Chaotic Neutral: hmmm... depends on what the character is like. Insane, perhaps? Or maybe does things because they sound fun? You can't really say that an action is outside of character for this alignment. The Cowls did promise some very shiny things, and Valygar can't really offer the same. And he might be lying. Or maybe you're really, really curious about what's inside the sphere. Could be fun, go explore a big machine made for travel between the planes (which, you've heard, are really quite interesting). And it probably has some neato stuff inside. You may not feel quite right about killing Valygar, but you know, he does make things difficult. And you might change your mind halfway back to Athkatla, decide you want to see what the sphere is all about, and go there yourself.

Chaotic Evil: Laws are nothing to you. If they are good for anything, it's as a tool for you to use and exploit.
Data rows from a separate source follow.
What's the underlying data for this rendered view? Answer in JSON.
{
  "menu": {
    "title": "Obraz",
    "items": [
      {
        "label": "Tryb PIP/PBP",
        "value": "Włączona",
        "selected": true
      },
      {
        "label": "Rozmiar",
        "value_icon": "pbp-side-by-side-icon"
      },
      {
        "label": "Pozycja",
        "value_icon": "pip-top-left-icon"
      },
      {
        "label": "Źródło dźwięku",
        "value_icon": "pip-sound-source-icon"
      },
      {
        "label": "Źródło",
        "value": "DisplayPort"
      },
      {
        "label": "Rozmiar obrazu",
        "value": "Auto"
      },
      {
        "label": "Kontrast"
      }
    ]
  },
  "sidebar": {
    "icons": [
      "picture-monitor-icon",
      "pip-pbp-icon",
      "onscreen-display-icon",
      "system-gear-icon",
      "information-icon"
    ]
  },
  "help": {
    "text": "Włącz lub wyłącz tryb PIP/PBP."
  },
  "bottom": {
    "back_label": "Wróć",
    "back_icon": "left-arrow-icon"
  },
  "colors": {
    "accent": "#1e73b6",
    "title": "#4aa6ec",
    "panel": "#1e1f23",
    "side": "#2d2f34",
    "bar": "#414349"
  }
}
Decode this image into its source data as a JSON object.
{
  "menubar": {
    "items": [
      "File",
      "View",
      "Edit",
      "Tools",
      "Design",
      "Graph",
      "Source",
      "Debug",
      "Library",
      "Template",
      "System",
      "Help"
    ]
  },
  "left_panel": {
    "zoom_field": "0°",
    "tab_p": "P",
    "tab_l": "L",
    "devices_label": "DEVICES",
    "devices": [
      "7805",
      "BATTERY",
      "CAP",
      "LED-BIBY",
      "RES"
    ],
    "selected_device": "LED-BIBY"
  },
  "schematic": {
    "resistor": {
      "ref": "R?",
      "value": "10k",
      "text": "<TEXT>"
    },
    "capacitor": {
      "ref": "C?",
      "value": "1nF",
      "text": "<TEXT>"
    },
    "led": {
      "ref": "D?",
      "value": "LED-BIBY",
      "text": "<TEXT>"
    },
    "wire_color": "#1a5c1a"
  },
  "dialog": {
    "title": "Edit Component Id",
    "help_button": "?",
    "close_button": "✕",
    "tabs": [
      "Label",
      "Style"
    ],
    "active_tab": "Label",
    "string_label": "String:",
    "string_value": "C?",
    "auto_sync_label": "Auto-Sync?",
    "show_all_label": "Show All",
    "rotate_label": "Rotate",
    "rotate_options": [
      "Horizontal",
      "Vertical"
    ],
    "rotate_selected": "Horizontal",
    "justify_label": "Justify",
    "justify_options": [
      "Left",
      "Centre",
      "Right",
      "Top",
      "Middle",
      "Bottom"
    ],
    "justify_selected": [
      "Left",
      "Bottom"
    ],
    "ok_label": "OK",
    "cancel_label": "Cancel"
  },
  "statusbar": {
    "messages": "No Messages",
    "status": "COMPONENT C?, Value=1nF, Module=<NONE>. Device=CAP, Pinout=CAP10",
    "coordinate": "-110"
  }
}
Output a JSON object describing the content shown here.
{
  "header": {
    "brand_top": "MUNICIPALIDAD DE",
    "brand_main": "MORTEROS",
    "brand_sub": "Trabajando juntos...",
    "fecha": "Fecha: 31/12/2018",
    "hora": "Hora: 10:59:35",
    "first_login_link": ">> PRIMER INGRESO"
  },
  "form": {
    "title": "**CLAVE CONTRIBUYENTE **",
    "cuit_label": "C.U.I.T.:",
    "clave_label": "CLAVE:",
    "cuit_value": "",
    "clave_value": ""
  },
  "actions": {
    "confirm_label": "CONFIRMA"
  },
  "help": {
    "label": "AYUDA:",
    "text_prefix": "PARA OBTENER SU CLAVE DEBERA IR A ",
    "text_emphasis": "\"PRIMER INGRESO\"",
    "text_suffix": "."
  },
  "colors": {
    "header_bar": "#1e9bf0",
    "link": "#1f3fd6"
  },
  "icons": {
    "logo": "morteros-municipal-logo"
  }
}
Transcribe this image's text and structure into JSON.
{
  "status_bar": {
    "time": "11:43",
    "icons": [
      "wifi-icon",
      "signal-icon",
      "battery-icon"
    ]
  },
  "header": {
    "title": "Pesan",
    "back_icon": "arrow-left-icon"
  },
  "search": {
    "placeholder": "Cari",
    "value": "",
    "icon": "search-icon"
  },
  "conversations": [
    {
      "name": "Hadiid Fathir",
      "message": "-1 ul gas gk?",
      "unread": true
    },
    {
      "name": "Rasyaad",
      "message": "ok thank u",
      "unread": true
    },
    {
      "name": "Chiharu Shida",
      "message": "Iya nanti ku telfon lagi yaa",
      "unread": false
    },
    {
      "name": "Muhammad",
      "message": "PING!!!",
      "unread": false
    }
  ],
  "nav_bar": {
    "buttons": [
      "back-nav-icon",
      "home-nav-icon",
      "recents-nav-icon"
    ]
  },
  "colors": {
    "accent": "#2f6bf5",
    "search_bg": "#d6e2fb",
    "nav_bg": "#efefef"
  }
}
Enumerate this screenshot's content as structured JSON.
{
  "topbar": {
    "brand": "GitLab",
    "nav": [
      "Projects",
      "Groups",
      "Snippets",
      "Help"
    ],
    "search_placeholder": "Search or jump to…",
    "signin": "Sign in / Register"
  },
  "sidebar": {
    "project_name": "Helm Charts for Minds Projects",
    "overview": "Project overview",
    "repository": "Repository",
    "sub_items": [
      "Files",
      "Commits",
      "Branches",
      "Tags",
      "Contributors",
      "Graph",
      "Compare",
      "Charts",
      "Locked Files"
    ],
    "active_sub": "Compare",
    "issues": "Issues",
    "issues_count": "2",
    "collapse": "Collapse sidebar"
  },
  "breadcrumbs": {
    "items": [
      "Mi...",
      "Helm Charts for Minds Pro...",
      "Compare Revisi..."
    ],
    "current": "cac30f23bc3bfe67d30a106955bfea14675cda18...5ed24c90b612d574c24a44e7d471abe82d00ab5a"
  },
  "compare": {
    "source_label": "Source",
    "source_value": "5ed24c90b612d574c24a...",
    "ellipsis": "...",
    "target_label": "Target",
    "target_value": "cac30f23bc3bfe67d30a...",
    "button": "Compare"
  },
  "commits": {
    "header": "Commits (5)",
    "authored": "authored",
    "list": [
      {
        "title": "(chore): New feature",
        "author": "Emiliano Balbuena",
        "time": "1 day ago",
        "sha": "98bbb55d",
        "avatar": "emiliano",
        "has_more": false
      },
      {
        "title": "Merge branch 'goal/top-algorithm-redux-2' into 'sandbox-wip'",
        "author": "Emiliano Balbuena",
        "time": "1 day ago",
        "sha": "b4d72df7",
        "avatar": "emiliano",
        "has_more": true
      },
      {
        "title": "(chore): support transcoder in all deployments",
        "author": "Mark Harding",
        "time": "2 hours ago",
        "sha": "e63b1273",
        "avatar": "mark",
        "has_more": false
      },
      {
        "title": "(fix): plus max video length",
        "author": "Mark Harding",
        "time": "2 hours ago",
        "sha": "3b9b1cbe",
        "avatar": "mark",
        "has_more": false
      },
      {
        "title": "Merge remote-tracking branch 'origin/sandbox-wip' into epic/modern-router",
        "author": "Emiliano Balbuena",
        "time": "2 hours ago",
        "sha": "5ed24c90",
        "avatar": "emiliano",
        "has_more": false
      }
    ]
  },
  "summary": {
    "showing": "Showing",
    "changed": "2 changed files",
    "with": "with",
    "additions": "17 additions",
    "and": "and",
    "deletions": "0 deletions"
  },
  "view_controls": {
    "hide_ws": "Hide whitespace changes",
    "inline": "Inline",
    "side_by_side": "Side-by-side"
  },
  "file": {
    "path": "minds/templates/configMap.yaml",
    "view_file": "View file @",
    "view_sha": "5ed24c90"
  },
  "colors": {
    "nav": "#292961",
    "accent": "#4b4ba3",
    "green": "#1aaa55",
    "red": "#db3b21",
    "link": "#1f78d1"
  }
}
You have no reason to fulfill any kind of promise to the Cowls, who, of course, tried to manipulate you. And Valygar did manage to kill two of them. By himself. Not bad. Might prove useful. Or he might annoy you, and you bash his skull in, then decide which is worth more to you: plundering the sphere, or whatever reward the Cowls have for you. Or you might be annoyed with the whole fiasco and decide it's not worth your time. Valygar hasn't actually insulted you yet, though it might be fun to see what his brains look like.

Of course, this is by no means a fully comprehensive analysis of all the possible reactions, motivations behind actions taken, etc. The problem when coding for virtue, of course, comes into the limitations of the Engine: it can't determine the motivations behind your Paladin killing Valygar, or betraying his word. Trying to code something resembling that into the engine would be a nightmare: you'd have to have virtue drops based on actual dialogue choices, perhaps even add a few possible dialogue for various actions. This is probably why the original game designers left alignment changes alone, save for between Shadows of Amn and Throne of Bhaal.

Of course, the whole reputation deal is intrinsically flawed as well: there's no reason why a smart, charismatic person of evil nature couldn't have a heroic reputation. He or she just managed to keep all the questionable stuff rather well hidden. A king, who makes his people love him even as he exploits them for his own gain.

Now, I'm not suggesting major changes to the Virtue mod. It's fine as it is, in my opinion, though it makes it difficult for me to play a paladin the way I'd really want to. I just noticed that there were arguments being made that made assumptions that were not strictly true. Assumptions such as paladins being unable to go against the law, ever. Where the law is flawed, even the lawful can disobey.
Posted by: SixOfSpades
« on: April 20, 2006, 04:48:46 PM »

One more thing - patronising the whores should probably be unvirtuous too.
I would agree with this only if there is sufficient cause to believe that the whores were being forced to serve in the sex trade, or hand over an overly large percentage of their take to their pimp/madam. Of course, given what we know of Lehtinan, and since the prostitute actually tells you that the whores are being kept like slaves, this argument has little bearing on the game, but if there were a more "worker-friendly" establishment, it should be free of damage to one's Virtue....but probably not one's Reputation.
Posted by: Keldaryth
« on: April 20, 2006, 08:55:55 AM »

One more unvirtuous act:

Killing Drizzt